    • staff member, then contact your HR Business Partner or an Employee Relations Specialist for assistance submitting a complaint in accordance with HR policies. A summary may be found here of the HR Dispute Resolution Policy.
    • a student, then attempt to resolve the matter locally. As needed, reach out to the appropriate dean to discuss suggestions and best practices for informal resolution and/or classroom management. Ongoing concerns or serious misconduct may be referred to the appropriate student conduct official for the student’s campus, who can determine whether the matter is appropriate for adjudication under the applicable code of conduct:
      • Main Campus Undergraduate, Graduate, and School of Continuing Studies – The Office of Student Conduct, which can initiate cases under the Georgetown University Student Code of Conduct
      • School of Medicine – The Senior Associate Dean for Students, who can initiate cases under the School of Medicine’s Student Code of Professionalism (in the Student Handbook)
      • Law School – The Law Center’s Ethics Counsel, who can initiate cases under the Georgetown Law Student Disciplinary Code (in the Student Handbook)

All employees will be held accountable for unprofessional behavior, as determined under appropriate university policies.

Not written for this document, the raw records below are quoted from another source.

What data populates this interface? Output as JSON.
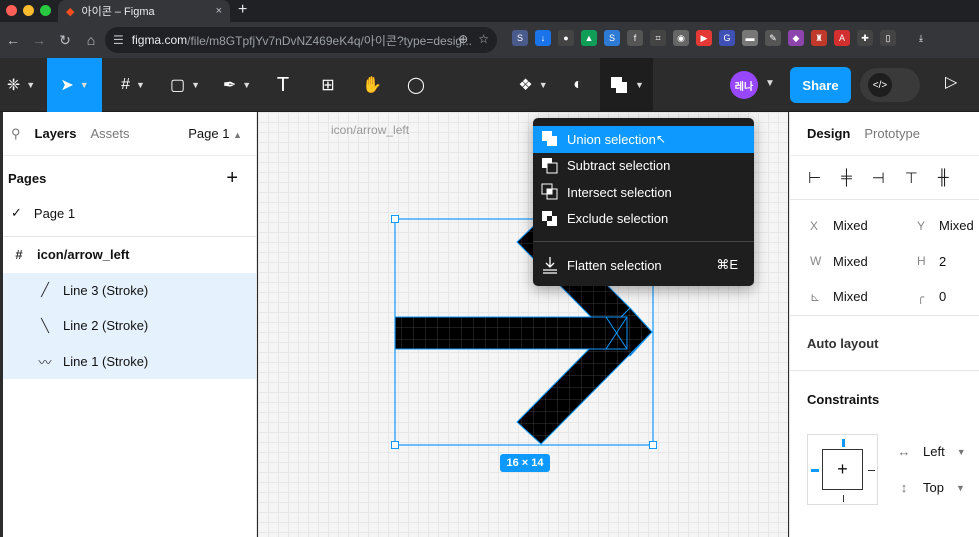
{
  "browser": {
    "tab_title": "아이콘 – Figma",
    "tab_close": "×",
    "new_tab": "+",
    "url_host": "figma.com",
    "url_path": "/file/m8GTpfjYv7nDvNZ469eK4q/아이콘?type=desig..."
  },
  "toolbar": {
    "share_label": "Share",
    "avatar_label": "레나"
  },
  "left_panel": {
    "tab_layers": "Layers",
    "tab_assets": "Assets",
    "page_selector": "Page 1",
    "pages_heading": "Pages",
    "pages": [
      {
        "label": "Page 1"
      }
    ],
    "frame_layer": "icon/arrow_left",
    "layers": [
      {
        "label": "Line 3 (Stroke)"
      },
      {
        "label": "Line 2 (Stroke)"
      },
      {
        "label": "Line 1 (Stroke)"
      }
    ]
  },
  "canvas": {
    "frame_label": "icon/arrow_left",
    "dimensions": "16 × 14"
  },
  "boolean_menu": {
    "items": [
      {
        "label": "Union selection"
      },
      {
        "label": "Subtract selection"
      },
      {
        "label": "Intersect selection"
      },
      {
        "label": "Exclude selection"
      }
    ],
    "flatten_label": "Flatten selection",
    "flatten_shortcut": "⌘E"
  },
  "right_panel": {
    "tab_design": "Design",
    "tab_prototype": "Prototype",
    "x_label": "X",
    "x_value": "Mixed",
    "y_label": "Y",
    "y_value": "Mixed",
    "w_label": "W",
    "w_value": "Mixed",
    "h_label": "H",
    "h_value": "2",
    "rotation_value": "Mixed",
    "radius_value": "0",
    "auto_layout": "Auto layout",
    "constraints": "Constraints",
    "horizontal_constraint": "Left",
    "vertical_constraint": "Top"
  },
  "colors": {
    "accent": "#0d99ff",
    "toolbar_bg": "#2c2c2c",
    "selection_bg": "#e5f2fd"
  }
}
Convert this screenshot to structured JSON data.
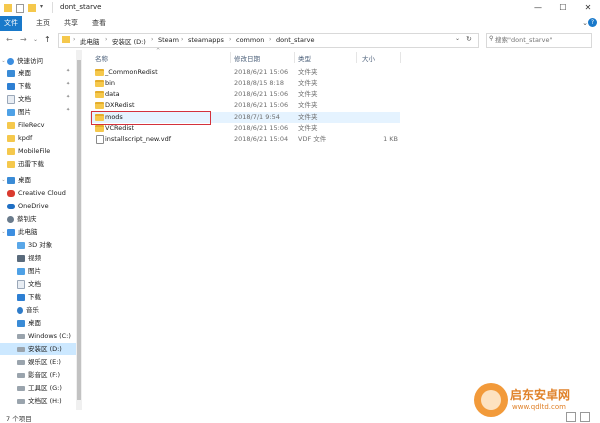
{
  "window": {
    "title": "dont_starve",
    "controls": {
      "minimize": "—",
      "maximize": "☐",
      "close": "✕"
    }
  },
  "ribbon": {
    "tabs": [
      "文件",
      "主页",
      "共享",
      "查看"
    ],
    "expand": "⌄",
    "help": "?"
  },
  "nav": {
    "back": "←",
    "forward": "→",
    "dropdown": "⌄",
    "up": "↑",
    "refresh": "↻"
  },
  "address": {
    "crumbs": [
      "此电脑",
      "安装区 (D:)",
      "Steam",
      "steamapps",
      "common",
      "dont_starve"
    ]
  },
  "search": {
    "placeholder": "搜索\"dont_starve\""
  },
  "sidebar": {
    "quick_access": "快速访问",
    "quick_items": [
      "桌面",
      "下载",
      "文档",
      "图片",
      "FileRecv",
      "kpdf",
      "MobileFile",
      "迅雷下载"
    ],
    "desktop": "桌面",
    "creative_cloud": "Creative Cloud",
    "onedrive": "OneDrive",
    "user": "蔡钊庆",
    "this_pc": "此电脑",
    "pc_items": [
      "3D 对象",
      "视频",
      "图片",
      "文档",
      "下载",
      "音乐",
      "桌面"
    ],
    "drives": [
      "Windows (C:)",
      "安装区 (D:)",
      "娱乐区 (E:)",
      "影音区 (F:)",
      "工具区 (G:)",
      "文档区 (H:)"
    ]
  },
  "columns": {
    "name": "名称",
    "date": "修改日期",
    "type": "类型",
    "size": "大小"
  },
  "files": [
    {
      "name": "_CommonRedist",
      "date": "2018/6/21 15:06",
      "type": "文件夹",
      "size": "",
      "kind": "folder"
    },
    {
      "name": "bin",
      "date": "2018/8/15 8:18",
      "type": "文件夹",
      "size": "",
      "kind": "folder"
    },
    {
      "name": "data",
      "date": "2018/6/21 15:06",
      "type": "文件夹",
      "size": "",
      "kind": "folder"
    },
    {
      "name": "DXRedist",
      "date": "2018/6/21 15:06",
      "type": "文件夹",
      "size": "",
      "kind": "folder"
    },
    {
      "name": "mods",
      "date": "2018/7/1 9:54",
      "type": "文件夹",
      "size": "",
      "kind": "folder"
    },
    {
      "name": "VCRedist",
      "date": "2018/6/21 15:06",
      "type": "文件夹",
      "size": "",
      "kind": "folder"
    },
    {
      "name": "installscript_new.vdf",
      "date": "2018/6/21 15:04",
      "type": "VDF 文件",
      "size": "1 KB",
      "kind": "file"
    }
  ],
  "status": {
    "count": "7 个项目"
  },
  "watermark": {
    "name": "启东安卓网",
    "url": "www.qdltd.com"
  }
}
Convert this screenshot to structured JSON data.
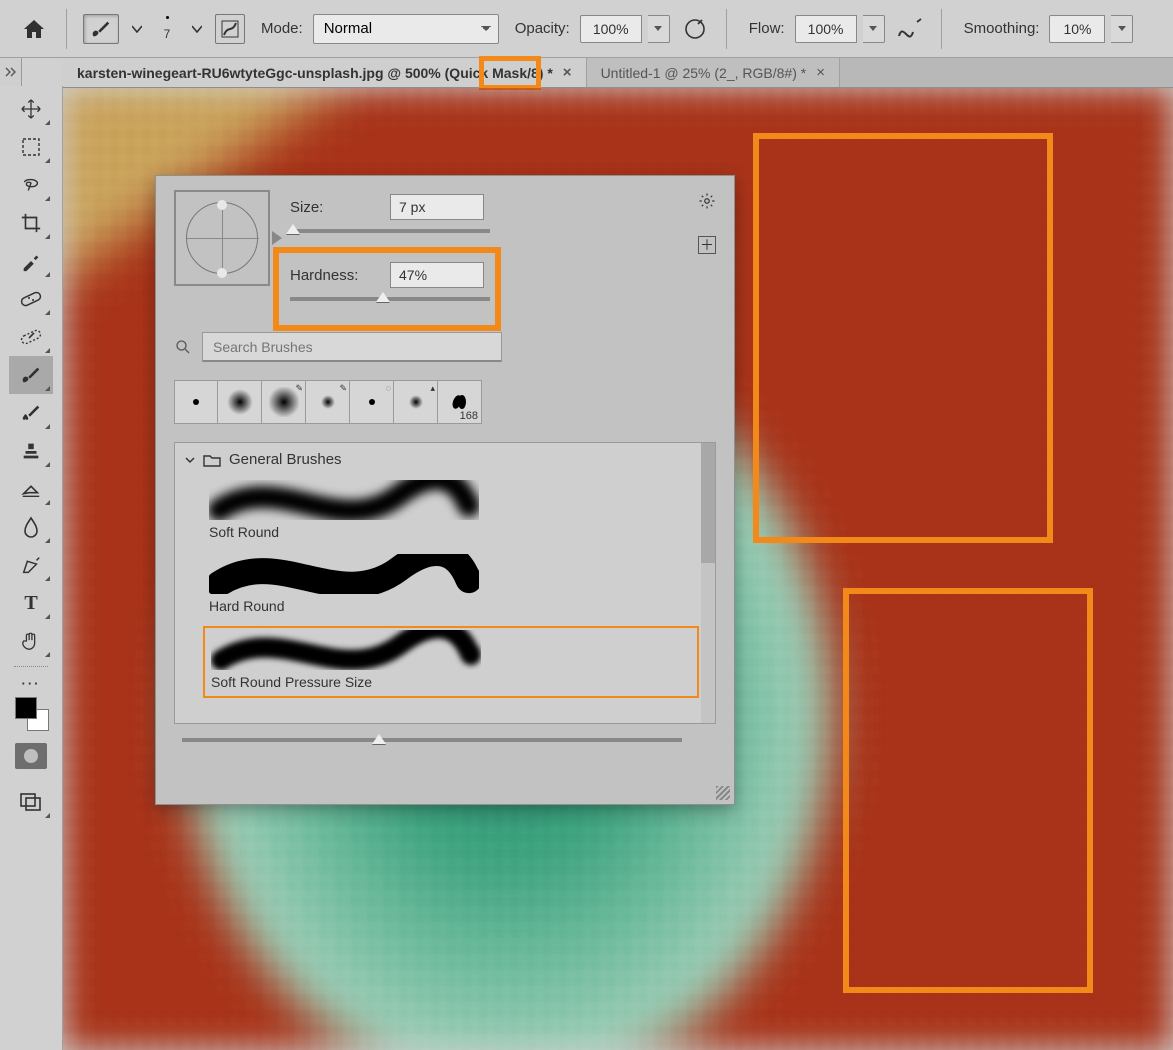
{
  "options_bar": {
    "brush_size_indicator": "7",
    "mode_label": "Mode:",
    "mode_value": "Normal",
    "opacity_label": "Opacity:",
    "opacity_value": "100%",
    "flow_label": "Flow:",
    "flow_value": "100%",
    "smoothing_label": "Smoothing:",
    "smoothing_value": "10%"
  },
  "tabs": [
    {
      "label_prefix": "karsten-winegeart-RU6wtyteGgc-unsplash.jpg @ ",
      "zoom": "500%",
      "label_suffix": " (Quick Mask/8) *",
      "active": true
    },
    {
      "label": "Untitled-1 @ 25% (2_, RGB/8#) *",
      "active": false
    }
  ],
  "brush_panel": {
    "size_label": "Size:",
    "size_value": "7 px",
    "hardness_label": "Hardness:",
    "hardness_value": "47%",
    "search_placeholder": "Search Brushes",
    "recent_last_label": "168",
    "group_title": "General Brushes",
    "presets": [
      {
        "name": "Soft Round"
      },
      {
        "name": "Hard Round"
      },
      {
        "name": "Soft Round Pressure Size"
      }
    ]
  },
  "colors": {
    "highlight": "#f28918"
  }
}
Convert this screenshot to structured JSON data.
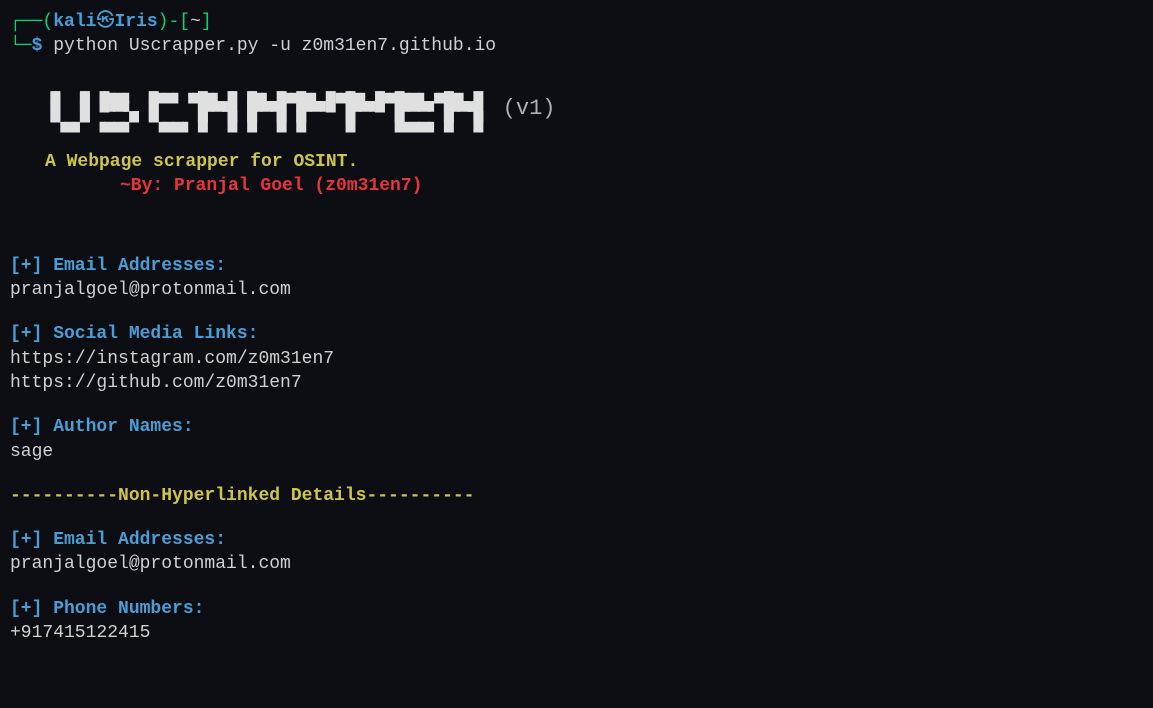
{
  "prompt": {
    "user": "kali",
    "host": "Iris",
    "cwd": "~",
    "symbol": "$",
    "command": "python Uscrapper.py -u z0m31en7.github.io"
  },
  "banner": {
    "name": "USCRAPPER",
    "version": "(v1)",
    "tagline": "A Webpage scrapper for OSINT.",
    "byline": "~By: Pranjal Goel (z0m31en7)"
  },
  "sections": {
    "emails_header": "[+] Email Addresses:",
    "emails_value": "pranjalgoel@protonmail.com",
    "social_header": "[+] Social Media Links:",
    "social_value1": "https://instagram.com/z0m31en7",
    "social_value2": "https://github.com/z0m31en7",
    "authors_header": "[+] Author Names:",
    "authors_value": "sage",
    "divider": "----------Non-Hyperlinked Details----------",
    "emails2_header": "[+] Email Addresses:",
    "emails2_value": "pranjalgoel@protonmail.com",
    "phone_header": "[+] Phone Numbers:",
    "phone_value": "+917415122415"
  }
}
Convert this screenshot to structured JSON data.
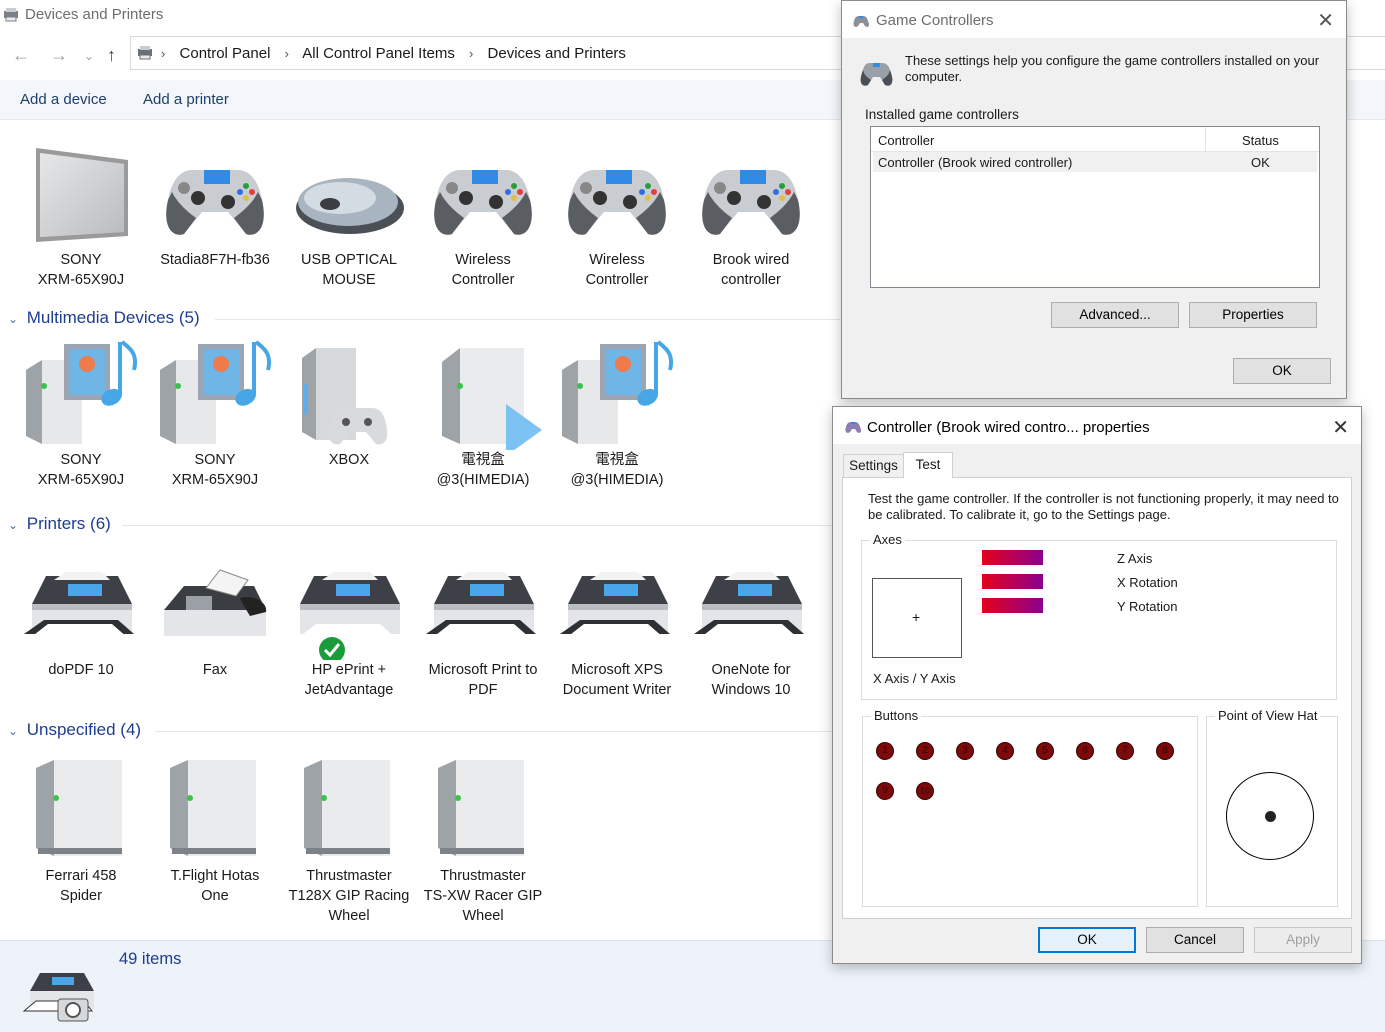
{
  "window": {
    "title": "Devices and Printers"
  },
  "breadcrumbs": [
    "Control Panel",
    "All Control Panel Items",
    "Devices and Printers"
  ],
  "commands": [
    "Add a device",
    "Add a printer"
  ],
  "devices_top": [
    {
      "line1": "SONY",
      "line2": "XRM-65X90J",
      "icon": "tv-icon"
    },
    {
      "line1": "Stadia8F7H-fb36",
      "line2": "",
      "icon": "gamepad-icon"
    },
    {
      "line1": "USB OPTICAL",
      "line2": "MOUSE",
      "icon": "mouse-icon"
    },
    {
      "line1": "Wireless",
      "line2": "Controller",
      "icon": "gamepad-icon"
    },
    {
      "line1": "Wireless",
      "line2": "Controller",
      "icon": "gamepad-icon"
    },
    {
      "line1": "Brook wired",
      "line2": "controller",
      "icon": "gamepad-icon"
    }
  ],
  "groups": {
    "multimedia": {
      "name": "Multimedia Devices",
      "count": "(5)"
    },
    "printers": {
      "name": "Printers",
      "count": "(6)"
    },
    "unspecified": {
      "name": "Unspecified",
      "count": "(4)"
    }
  },
  "multimedia": [
    {
      "line1": "SONY",
      "line2": "XRM-65X90J",
      "icon": "media-server-icon"
    },
    {
      "line1": "SONY",
      "line2": "XRM-65X90J",
      "icon": "media-server-icon"
    },
    {
      "line1": "XBOX",
      "line2": "",
      "icon": "xbox-icon"
    },
    {
      "line1": "電視盒",
      "line2": "@3(HIMEDIA)",
      "icon": "media-player-icon"
    },
    {
      "line1": "電視盒",
      "line2": "@3(HIMEDIA)",
      "icon": "media-server-icon"
    }
  ],
  "printers": [
    {
      "line1": "doPDF 10",
      "line2": "",
      "icon": "printer-icon"
    },
    {
      "line1": "Fax",
      "line2": "",
      "icon": "fax-icon"
    },
    {
      "line1": "HP ePrint +",
      "line2": "JetAdvantage",
      "icon": "printer-default-icon"
    },
    {
      "line1": "Microsoft Print to",
      "line2": "PDF",
      "icon": "printer-icon"
    },
    {
      "line1": "Microsoft XPS",
      "line2": "Document Writer",
      "icon": "printer-icon"
    },
    {
      "line1": "OneNote for",
      "line2": "Windows 10",
      "icon": "printer-icon"
    }
  ],
  "unspecified": [
    {
      "line1": "Ferrari 458",
      "line2": "Spider",
      "line3": "",
      "icon": "generic-device-icon"
    },
    {
      "line1": "T.Flight Hotas",
      "line2": "One",
      "line3": "",
      "icon": "generic-device-icon"
    },
    {
      "line1": "Thrustmaster",
      "line2": "T128X GIP Racing",
      "line3": "Wheel",
      "icon": "generic-device-icon"
    },
    {
      "line1": "Thrustmaster",
      "line2": "TS-XW Racer GIP",
      "line3": "Wheel",
      "icon": "generic-device-icon"
    }
  ],
  "status": {
    "count": "49 items"
  },
  "game_controllers": {
    "title": "Game Controllers",
    "description": "These settings help you configure the game controllers installed on your computer.",
    "group_label": "Installed game controllers",
    "columns": [
      "Controller",
      "Status"
    ],
    "rows": [
      {
        "controller": "Controller (Brook wired controller)",
        "status": "OK"
      }
    ],
    "advanced": "Advanced...",
    "properties": "Properties",
    "ok": "OK"
  },
  "properties": {
    "title": "Controller (Brook wired contro... properties",
    "tabs": [
      "Settings",
      "Test"
    ],
    "active_tab": "Test",
    "description": "Test the game controller.  If the controller is not functioning properly, it may need to be calibrated.  To calibrate it, go to the Settings page.",
    "axes_label": "Axes",
    "xy_label": "X Axis / Y Axis",
    "axis_bars": [
      "Z Axis",
      "X Rotation",
      "Y Rotation"
    ],
    "buttons_label": "Buttons",
    "buttons": [
      "1",
      "2",
      "3",
      "4",
      "5",
      "6",
      "7",
      "8",
      "9",
      "10"
    ],
    "pov_label": "Point of View Hat",
    "ok": "OK",
    "cancel": "Cancel",
    "apply": "Apply"
  },
  "colors": {
    "accent": "#0078d7",
    "link": "#1e3d8f",
    "status_ok": "#1a9c3a",
    "axis_bar_start": "#e5001b",
    "axis_bar_end": "#8a0090"
  }
}
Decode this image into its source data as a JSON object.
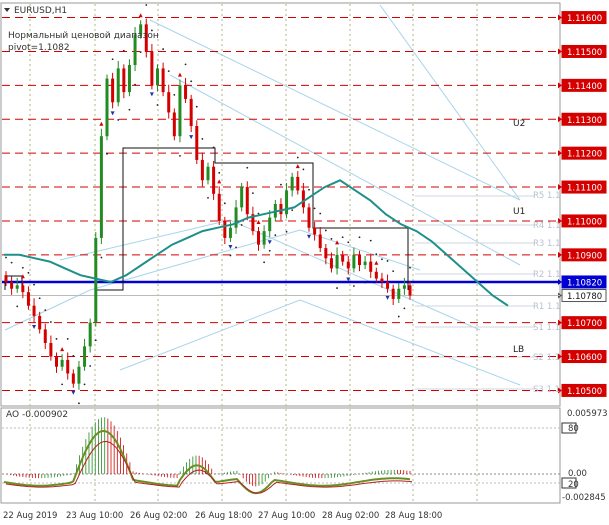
{
  "chart_header": {
    "symbol": "EURUSD,H1",
    "note_line1": "Нормальный ценовой диапазон",
    "note_line2": "pivot=1.1082"
  },
  "ao_header": {
    "label": "AO -0.000902"
  },
  "colors": {
    "grid_dash": "#d40000",
    "pivot_line": "#0000d0",
    "ma_line": "#1f8f8a",
    "up_candle": "#228b22",
    "down_candle": "#d40000",
    "price_tag": "#d40000",
    "pivot_tag": "#0000d0",
    "ao_line": "#6b8e23"
  },
  "chart_data": {
    "type": "candlestick",
    "symbol": "EURUSD",
    "timeframe": "H1",
    "price_levels": [
      "1.11600",
      "1.11500",
      "1.11400",
      "1.11300",
      "1.11200",
      "1.11100",
      "1.11000",
      "1.10900",
      "1.10820",
      "1.10780",
      "1.10700",
      "1.10600",
      "1.10500"
    ],
    "ylim": [
      1.1046,
      1.1164
    ],
    "pivot": "1.10820",
    "current_price": "1.10780",
    "channel_labels": [
      "U2",
      "U1",
      "LB"
    ],
    "level_labels": [
      "R5 1.1",
      "R4 1.1",
      "R3 1.1",
      "R2 1.1",
      "R1 1.1",
      "S1 1.1",
      "S2 1.1",
      "S3 1.1"
    ],
    "time_labels": [
      "22 Aug 2019",
      "23 Aug 10:00",
      "26 Aug 02:00",
      "26 Aug 18:00",
      "27 Aug 10:00",
      "28 Aug 02:00",
      "28 Aug 18:00"
    ],
    "close_series": [
      1.1082,
      1.108,
      1.1081,
      1.1079,
      1.1075,
      1.1072,
      1.1068,
      1.1064,
      1.106,
      1.1057,
      1.1059,
      1.1055,
      1.1052,
      1.1057,
      1.1063,
      1.107,
      1.1095,
      1.1125,
      1.1142,
      1.1135,
      1.1145,
      1.1138,
      1.1146,
      1.1155,
      1.1158,
      1.115,
      1.114,
      1.1145,
      1.1138,
      1.1132,
      1.1125,
      1.114,
      1.1136,
      1.1128,
      1.1118,
      1.1112,
      1.1116,
      1.1108,
      1.11,
      1.1095,
      1.1098,
      1.1104,
      1.111,
      1.1102,
      1.1097,
      1.1093,
      1.1097,
      1.1101,
      1.1105,
      1.1102,
      1.1109,
      1.1113,
      1.1109,
      1.1104,
      1.1098,
      1.1096,
      1.1092,
      1.1089,
      1.1086,
      1.109,
      1.1088,
      1.1086,
      1.109,
      1.1087,
      1.1088,
      1.1085,
      1.1083,
      1.1082,
      1.108,
      1.1077,
      1.108,
      1.1081,
      1.1078
    ],
    "ma_series": [
      1.109,
      1.109,
      1.1089,
      1.1088,
      1.1086,
      1.1084,
      1.1083,
      1.1082,
      1.1084,
      1.1087,
      1.109,
      1.1093,
      1.1095,
      1.1097,
      1.1098,
      1.1099,
      1.1101,
      1.1102,
      1.1103,
      1.1104,
      1.1107,
      1.111,
      1.1112,
      1.1109,
      1.1106,
      1.1102,
      1.1099,
      1.1097,
      1.1094,
      1.109,
      1.1086,
      1.1082,
      1.1078,
      1.1075
    ],
    "ao_indicator": {
      "label": "AO",
      "value": "-0.000902",
      "max": "0.005973",
      "min": "-0.002845",
      "zero": "0.00",
      "upper_level": "80",
      "lower_level": "20"
    }
  }
}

If it is determined that a faculty member has violated the Professional Conduct Provisions in the Faculty Handbook (See Faculty Handbook III(C)(11)), then following the process outlined in the Faculty Responsibilities Code, the faculty member will be subject to appropriate corrective or disciplinary action. (See Faculty Handbook III(G)(10)).

If it is determined that a staff/AAP member has violated HR Policy 401: Professional Conduct, then following the process outlined in HR Policy 302: Disciplinary Actions and Dismissal, the staff/AAP member will be subject to appropriate corrective or disciplinary action.